Heart of Darkness

Front Cover
Joseph Conrad, Zdzisław Najder
Hesperus, 2002 - Fiction - 137 pages
0 Reviews
Published here for the first time with Conrad’s complete Congo Diary and Up–River Book, this is a centenary edition of the author’s masterpiece—a profound exploration of the human subconscious twinned with a terrifying portrayal of the dangers of imperialism. A work of immense significance, it has been hailed as the first novel of the 20th century. In this searing tale, Seaman Marlow recounts his journey to the dark heart of the Belgian Congo in search of the elusive Mr. Kurtz. Far from civilization as he knows it, he comes to reassess not only his own values, but also those of nature and society. For in this heart of darkness, it is the fearsome face of human savagery that becomes most visible.

From inside the book

What people are saying - Write a review

Heart of Darkness

User Review  - Not Available - Book Verdict

Hesperus's centenary edition of the Conrad classic also includes The Congo Diary and Up-River Book, which essentially are notes from his six-month stay in the Congo in 1890. His travels there and ... Read full review

Common terms and phrases

About the author (2002)
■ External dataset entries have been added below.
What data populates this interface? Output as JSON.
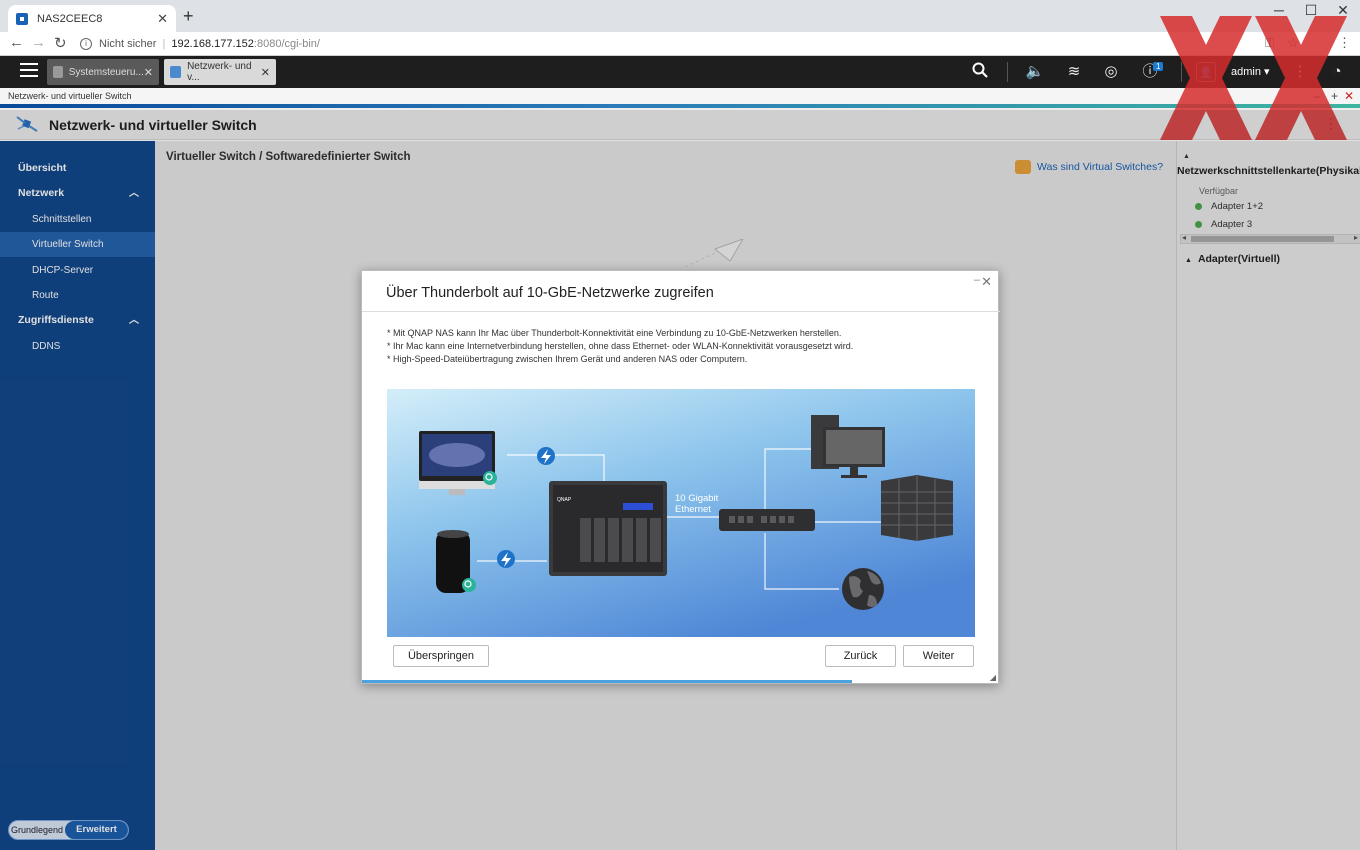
{
  "browser": {
    "tab_title": "NAS2CEEC8",
    "security_label": "Nicht sicher",
    "url_host": "192.168.177.152",
    "url_path": ":8080/cgi-bin/"
  },
  "qts": {
    "tabs": [
      {
        "label": "Systemsteueru..."
      },
      {
        "label": "Netzwerk- und v..."
      }
    ],
    "notification_count": "1",
    "user": "admin ▾"
  },
  "window": {
    "titlebar_text": "Netzwerk- und virtueller Switch",
    "app_title": "Netzwerk- und virtueller Switch"
  },
  "sidebar": {
    "items": [
      {
        "label": "Übersicht"
      },
      {
        "label": "Netzwerk"
      },
      {
        "label": "Schnittstellen"
      },
      {
        "label": "Virtueller Switch"
      },
      {
        "label": "DHCP-Server"
      },
      {
        "label": "Route"
      },
      {
        "label": "Zugriffsdienste"
      },
      {
        "label": "DDNS"
      }
    ],
    "mode_basic": "Grundlegend",
    "mode_advanced": "Erweitert"
  },
  "main": {
    "breadcrumb": "Virtueller Switch / Softwaredefinierter Switch",
    "help_link": "Was sind Virtual Switches?"
  },
  "right_panel": {
    "nic_title": "Netzwerkschnittstellenkarte(Physikalisch)",
    "available_label": "Verfügbar",
    "adapters": [
      {
        "label": "Adapter 1+2"
      },
      {
        "label": "Adapter 3"
      }
    ],
    "virtual_title": "Adapter(Virtuell)"
  },
  "modal": {
    "title": "Über Thunderbolt auf 10-GbE-Netzwerke zugreifen",
    "bullets": [
      "* Mit QNAP NAS kann Ihr Mac über Thunderbolt-Konnektivität eine Verbindung zu 10-GbE-Netzwerken herstellen.",
      "* Ihr Mac kann eine Internetverbindung herstellen, ohne dass Ethernet- oder WLAN-Konnektivität vorausgesetzt wird.",
      "* High-Speed-Dateiübertragung zwischen Ihrem Gerät und anderen NAS oder Computern."
    ],
    "illustration_label": "10 Gigabit\nEthernet",
    "illustration_label_1": "10 Gigabit",
    "illustration_label_2": "Ethernet",
    "illustration_brand": "QNAP",
    "skip_label": "Überspringen",
    "back_label": "Zurück",
    "next_label": "Weiter"
  },
  "colors": {
    "sidebar_bg": "#12488b",
    "sidebar_active": "#2563ad",
    "accent": "#1a62b5",
    "status_green": "#4aa84a",
    "watermark_red": "#d62d2d"
  }
}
Joseph Conrad is recognized as one of the 20th century's greatest English language novelists. He was born Jozef Konrad Nalecz Korzeniowski on December 3, 1857, in the Polish Ukraine. His father, a writer and translator, was from Polish nobility, but political activity against Russian oppression led to his exile. Conrad was orphaned at a young age and subsequently raised by his uncle. At 17 he went to sea, an experience that shaped the bleak view of human nature which he expressed in his fiction. In such works as Lord Jim (1900), Youth (1902), and Nostromo (1904), Conrad depicts individuals thrust by circumstances beyond their control into moral and emotional dilemmas. His novel Heart of Darkness (1902), perhaps his best known and most influential work, narrates a literal journey to the center of the African jungle. This novel inspired the acclaimed motion picture Apocalypse Now. After the publication of his first novel, Almayer's Folly (1895), Conrad gave up the sea. He produced thirteen novels, two volumes of memoirs, and twenty-eight short stories. He died on August 3, 1924, in England.

Bibliographic information